"Our strategy is not to follow AWS on the race to zero," said Nick Earle, senior vice president of cloud sales and go-to-market at Cisco, in an interview with CRN. "If you look at what they are doing, it's clearly a line grab and they are cutting prices and strategically losing money. Cisco does not believe in strategically losing money."
Cisco tapped Earle in March to lead its newly formed cloud sales and go-to-market organization, and he is one of the driving forces behind Cisco's Intercloud strategy for building out a global network of public and private clouds.
Cisco unveiled Intercloud at its Global Partner Summit in March, and it represents the networking giant's formal entry -- and one it says was long-awaited by partners -- into the public cloud arena.
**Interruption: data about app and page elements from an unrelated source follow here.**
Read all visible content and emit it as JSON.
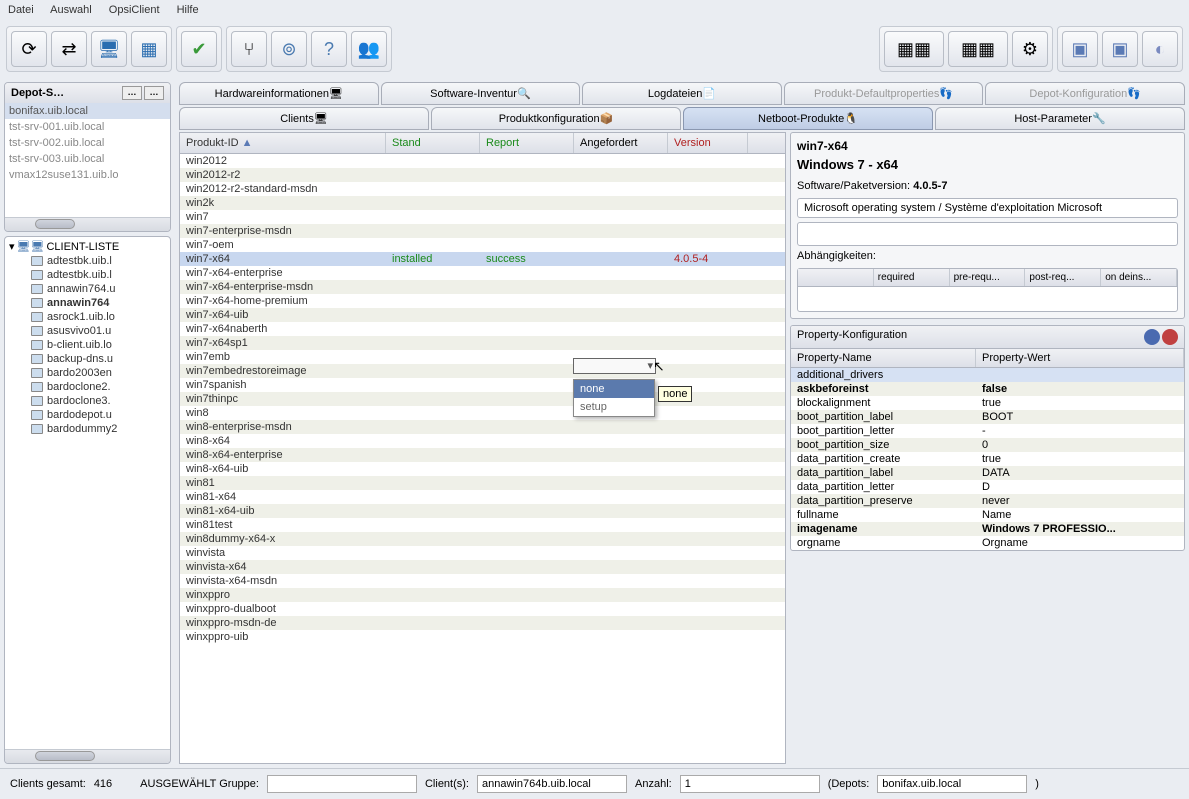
{
  "menu": {
    "datei": "Datei",
    "auswahl": "Auswahl",
    "opsiclient": "OpsiClient",
    "hilfe": "Hilfe"
  },
  "left": {
    "depot_title": "Depot-S…",
    "depots": [
      "bonifax.uib.local",
      "tst-srv-001.uib.local",
      "tst-srv-002.uib.local",
      "tst-srv-003.uib.local",
      "vmax12suse131.uib.lo"
    ],
    "client_title": "CLIENT-LISTE",
    "clients": [
      "adtestbk.uib.l",
      "adtestbk.uib.l",
      "annawin764.u",
      "annawin764",
      "asrock1.uib.lo",
      "asusvivo01.u",
      "b-client.uib.lo",
      "backup-dns.u",
      "bardo2003en",
      "bardoclone2.",
      "bardoclone3.",
      "bardodepot.u",
      "bardodummy2"
    ],
    "client_bold_idx": 3
  },
  "tabs1": {
    "hw": "Hardwareinformationen",
    "sw": "Software-Inventur",
    "log": "Logdateien",
    "pdef": "Produkt-Defaultproperties",
    "dconf": "Depot-Konfiguration"
  },
  "tabs2": {
    "clients": "Clients",
    "pconf": "Produktkonfiguration",
    "netboot": "Netboot-Produkte",
    "hostp": "Host-Parameter"
  },
  "cols": {
    "id": "Produkt-ID",
    "stand": "Stand",
    "report": "Report",
    "angef": "Angefordert",
    "version": "Version"
  },
  "products": [
    {
      "id": "win2012"
    },
    {
      "id": "win2012-r2"
    },
    {
      "id": "win2012-r2-standard-msdn"
    },
    {
      "id": "win2k"
    },
    {
      "id": "win7"
    },
    {
      "id": "win7-enterprise-msdn"
    },
    {
      "id": "win7-oem"
    },
    {
      "id": "win7-x64",
      "stand": "installed",
      "report": "success",
      "version": "4.0.5-4",
      "sel": true
    },
    {
      "id": "win7-x64-enterprise"
    },
    {
      "id": "win7-x64-enterprise-msdn"
    },
    {
      "id": "win7-x64-home-premium"
    },
    {
      "id": "win7-x64-uib"
    },
    {
      "id": "win7-x64naberth"
    },
    {
      "id": "win7-x64sp1"
    },
    {
      "id": "win7emb"
    },
    {
      "id": "win7embedrestoreimage"
    },
    {
      "id": "win7spanish"
    },
    {
      "id": "win7thinpc"
    },
    {
      "id": "win8"
    },
    {
      "id": "win8-enterprise-msdn"
    },
    {
      "id": "win8-x64"
    },
    {
      "id": "win8-x64-enterprise"
    },
    {
      "id": "win8-x64-uib"
    },
    {
      "id": "win81"
    },
    {
      "id": "win81-x64"
    },
    {
      "id": "win81-x64-uib"
    },
    {
      "id": "win81test"
    },
    {
      "id": "win8dummy-x64-x"
    },
    {
      "id": "winvista"
    },
    {
      "id": "winvista-x64"
    },
    {
      "id": "winvista-x64-msdn"
    },
    {
      "id": "winxppro"
    },
    {
      "id": "winxppro-dualboot"
    },
    {
      "id": "winxppro-msdn-de"
    },
    {
      "id": "winxppro-uib"
    }
  ],
  "dropdown": {
    "opt1": "none",
    "opt2": "setup",
    "tooltip": "none"
  },
  "detail": {
    "id": "win7-x64",
    "title": "Windows 7 - x64",
    "ver_label": "Software/Paketversion:",
    "ver": "4.0.5-7",
    "desc": "Microsoft operating system / Système d'exploitation Microsoft",
    "dep_label": "Abhängigkeiten:",
    "dep_cols": {
      "c1": "",
      "c2": "required",
      "c3": "pre-requ...",
      "c4": "post-req...",
      "c5": "on deins..."
    },
    "prop_title": "Property-Konfiguration",
    "prop_cols": {
      "name": "Property-Name",
      "wert": "Property-Wert"
    },
    "props": [
      {
        "n": "additional_drivers",
        "v": "",
        "sel": true
      },
      {
        "n": "askbeforeinst",
        "v": "false",
        "bold": true
      },
      {
        "n": "blockalignment",
        "v": "true"
      },
      {
        "n": "boot_partition_label",
        "v": "BOOT"
      },
      {
        "n": "boot_partition_letter",
        "v": "-"
      },
      {
        "n": "boot_partition_size",
        "v": "0"
      },
      {
        "n": "data_partition_create",
        "v": "true"
      },
      {
        "n": "data_partition_label",
        "v": "DATA"
      },
      {
        "n": "data_partition_letter",
        "v": "D"
      },
      {
        "n": "data_partition_preserve",
        "v": "never"
      },
      {
        "n": "fullname",
        "v": "Name"
      },
      {
        "n": "imagename",
        "v": "Windows 7 PROFESSIO...",
        "bold": true
      },
      {
        "n": "orgname",
        "v": "Orgname"
      }
    ]
  },
  "status": {
    "clients_gesamt_lbl": "Clients gesamt:",
    "clients_gesamt": "416",
    "ausgewaehlt": "AUSGEWÄHLT Gruppe:",
    "clients_lbl": "Client(s):",
    "clients_val": "annawin764b.uib.local",
    "anzahl_lbl": "Anzahl:",
    "anzahl": "1",
    "depots_lbl": "(Depots:",
    "depots_val": "bonifax.uib.local"
  }
}
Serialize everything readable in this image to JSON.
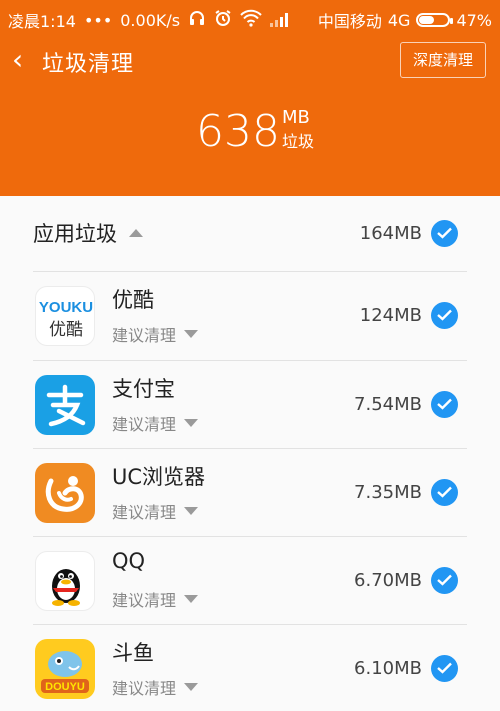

The Intercloud model consists of a mix of cloud services that will be hosted within Cisco's own data centers and Cisco partner-owned data centers that are powered by its new Application Centric Infrastructure (ACI).
Earle declined to say how many data centers Cisco plans to use to host its own Intercloud services but said the bulk of the hosting -- nearly 95 percent of it -- will be done by partners.
Through Intercloud, Cisco will offer IaaS, SaaS and PaaS directly but also through its network of cloud hosting partners, which today consist of Australian service provider Telstra and systems integration giant Dimension Data.
More Intercloud hosting partners will be unveiled next month, said Earle. Telstra, meanwhile, is already live with some Intercloud services.
One of the biggest differences between Cisco's cloud strategy and those of competitors such as AWS or Rackspace, he said, is that Cisco won't engage in the race to the bottom in terms of pricing. The reason, he said, is that Cisco wants partners to make money.
"Will we be competitive? Yes, absolutely. But ACI and dynamic programmability of the network allows us to have differentiated and higher-value services," Earle said. "Our IaaS capabilities will be competitive to the market but … we are not trying to be the cheapest."
Pricing details for Intercloud services have not been finalized. Earle said they will be "competitive" but still yield rich margins for partners.
Harry Zarek, CEO of Compugen, a Richmond Hill, Ontario-based Cisco partner and No. 56 on CRN's 2014 Solution Provider 500 list, said Compugen views Intercloud as a much greater, and more lucrative, opportunity for solution providers compared with AWS.
"Amazon has an incredibly small margin model [that is] more aligned to a distributor than a solution provider," Zarek wrote in an email to CRN, noting that Compugen had explored a partnership with AWS but ultimately walked away from the opportunity. "I expect [Cisco with] Intercloud will recognize that and motivate partners."
Skip Tappen, COO of NWN, a Waltham, Mass.-based Cisco partner and No. 81 on the 2014 Solution Provider 500, said NWN views Cisco Intercloud as one of the most channel-centric cloud models in the industry today.
"I do believe [Intercloud] continues to demonstrate Cisco's dedication to the channel and to partners. If you look at what a lot of the other players are doing out there, they are actually building out [a cloud] and then you potentially get a chance to resell it, but even your resale options are limited," Tappen said. "My impression is that Cisco is truly looking to enable the channel and to enable partners, as opposed to doing it themselves."
NEXT: Earle Says Intercloud Delivers 'Higher-Value' Services Than AWS